Right in the middle of a list of Sabbaths and feasts and festivals and fasts, there’s an instruction that should change the shape of business:
Leviticus 23:22 When you harvest the crops of your land, do not harvest the grain along the edges of your fields, and do not pick up what the harvesters drop. Leave it for the poor and the foreigners living among you. I am the Lord your God.
To business everywhere, it’s a rebuke to the concept of squeezing every last dollar of profit (or euro or pound or rupee or yuan or peso) out of an enterprise, its workforce and its resources.
It’s an instruction to think about the social effects of our business practices.
Then add in these instructions from Leviticus 19:
Leviticus 19:13 Do not defraud or rob your neighbor. Do not make your hired workers wait until the next day to receive their pay.
15 Do not twist justice in legal matters by favoring the poor or being partial to the rich and powerful. Always judge people fairly.
35-36 Do not use dishonest standards when measuring length, weight, or volume. Your scales and weights must be accurate. Your containers for measuring dry materials or liquids must be accurate. I am the Lord your God who brought you out of the land of Egypt.
The call was for people to be righteous in their business conduct, just as they’re to be righteous in their personal lives. There is no separation of the personal and professional.
It’s an instruction to take personal responsibility for business decisions.

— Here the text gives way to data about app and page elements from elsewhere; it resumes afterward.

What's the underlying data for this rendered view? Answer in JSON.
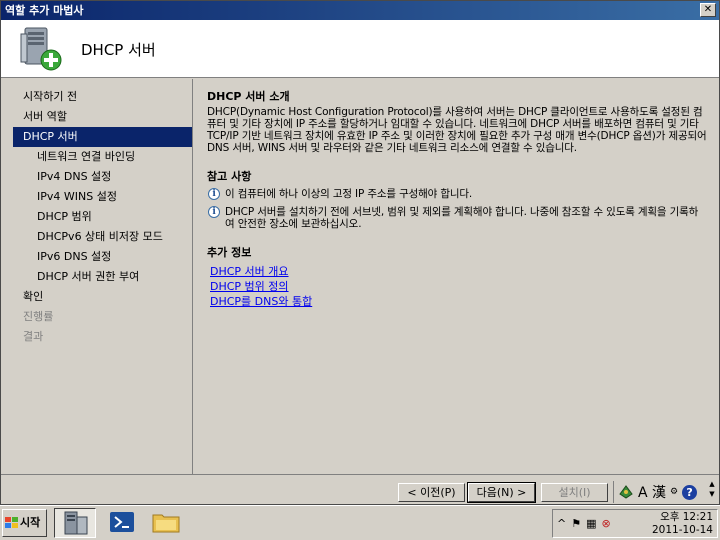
{
  "window": {
    "title": "역할 추가 마법사",
    "close_label": "✕"
  },
  "header": {
    "title": "DHCP 서버",
    "icon": "server-add-icon"
  },
  "sidebar": {
    "items": [
      {
        "label": "시작하기 전",
        "level": 0,
        "state": "normal"
      },
      {
        "label": "서버 역할",
        "level": 0,
        "state": "normal"
      },
      {
        "label": "DHCP 서버",
        "level": 0,
        "state": "active"
      },
      {
        "label": "네트워크 연결 바인딩",
        "level": 1,
        "state": "normal"
      },
      {
        "label": "IPv4 DNS 설정",
        "level": 1,
        "state": "normal"
      },
      {
        "label": "IPv4 WINS 설정",
        "level": 1,
        "state": "normal"
      },
      {
        "label": "DHCP 범위",
        "level": 1,
        "state": "normal"
      },
      {
        "label": "DHCPv6 상태 비저장 모드",
        "level": 1,
        "state": "normal"
      },
      {
        "label": "IPv6 DNS 설정",
        "level": 1,
        "state": "normal"
      },
      {
        "label": "DHCP 서버 권한 부여",
        "level": 1,
        "state": "normal"
      },
      {
        "label": "확인",
        "level": 0,
        "state": "normal"
      },
      {
        "label": "진행률",
        "level": 0,
        "state": "disabled"
      },
      {
        "label": "결과",
        "level": 0,
        "state": "disabled"
      }
    ]
  },
  "content": {
    "intro_title": "DHCP 서버 소개",
    "intro_text": "DHCP(Dynamic Host Configuration Protocol)를 사용하여 서버는 DHCP 클라이언트로 사용하도록 설정된 컴퓨터 및 기타 장치에 IP 주소를 할당하거나 임대할 수 있습니다. 네트워크에 DHCP 서버를 배포하면 컴퓨터 및 기타 TCP/IP 기반 네트워크 장치에 유효한 IP 주소 및 이러한 장치에 필요한 추가 구성 매개 변수(DHCP 옵션)가 제공되어 DNS 서버, WINS 서버 및 라우터와 같은 기타 네트워크 리소스에 연결할 수 있습니다.",
    "notes_title": "참고 사항",
    "notes": [
      "이 컴퓨터에 하나 이상의 고정 IP 주소를 구성해야 합니다.",
      "DHCP 서버를 설치하기 전에 서브넷, 범위 및 제외를 계획해야 합니다. 나중에 참조할 수 있도록 계획을 기록하여 안전한 장소에 보관하십시오."
    ],
    "info_title": "추가 정보",
    "links": [
      "DHCP 서버 개요",
      "DHCP 범위 정의",
      "DHCP를 DNS와 통합"
    ]
  },
  "footer": {
    "prev_label": "< 이전(P)",
    "next_label": "다음(N) >",
    "install_label": "설치(I)"
  },
  "language_bar": {
    "label": "A 漢",
    "help_label": "?"
  },
  "taskbar": {
    "start_label": "시작",
    "apps": [
      "server-manager-icon",
      "powershell-icon",
      "explorer-folder-icon"
    ]
  },
  "tray": {
    "time_period": "오후",
    "time": "12:21",
    "date": "2011-10-14"
  },
  "colors": {
    "title_bar": "#0a246a",
    "active_nav": "#0a246a",
    "link": "#0000ee",
    "desktop": "#6b8fbf"
  }
}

Dumping waste because it’s cheaper than disposing of it safely? Banning seed saving (or promoting infertile seed) because it might harm a large seed company’s profits? Adulterating food supplies to cheat quality tests? Dumping cheap produce into a country to deliberately undercut local food production? Tricking people into mortgages they can’t afford? Squeezing suppliers to make more profit on the supermarket shelves? Underpaying workers, using child slave labour?
All these practices, and more, fall away under these commands.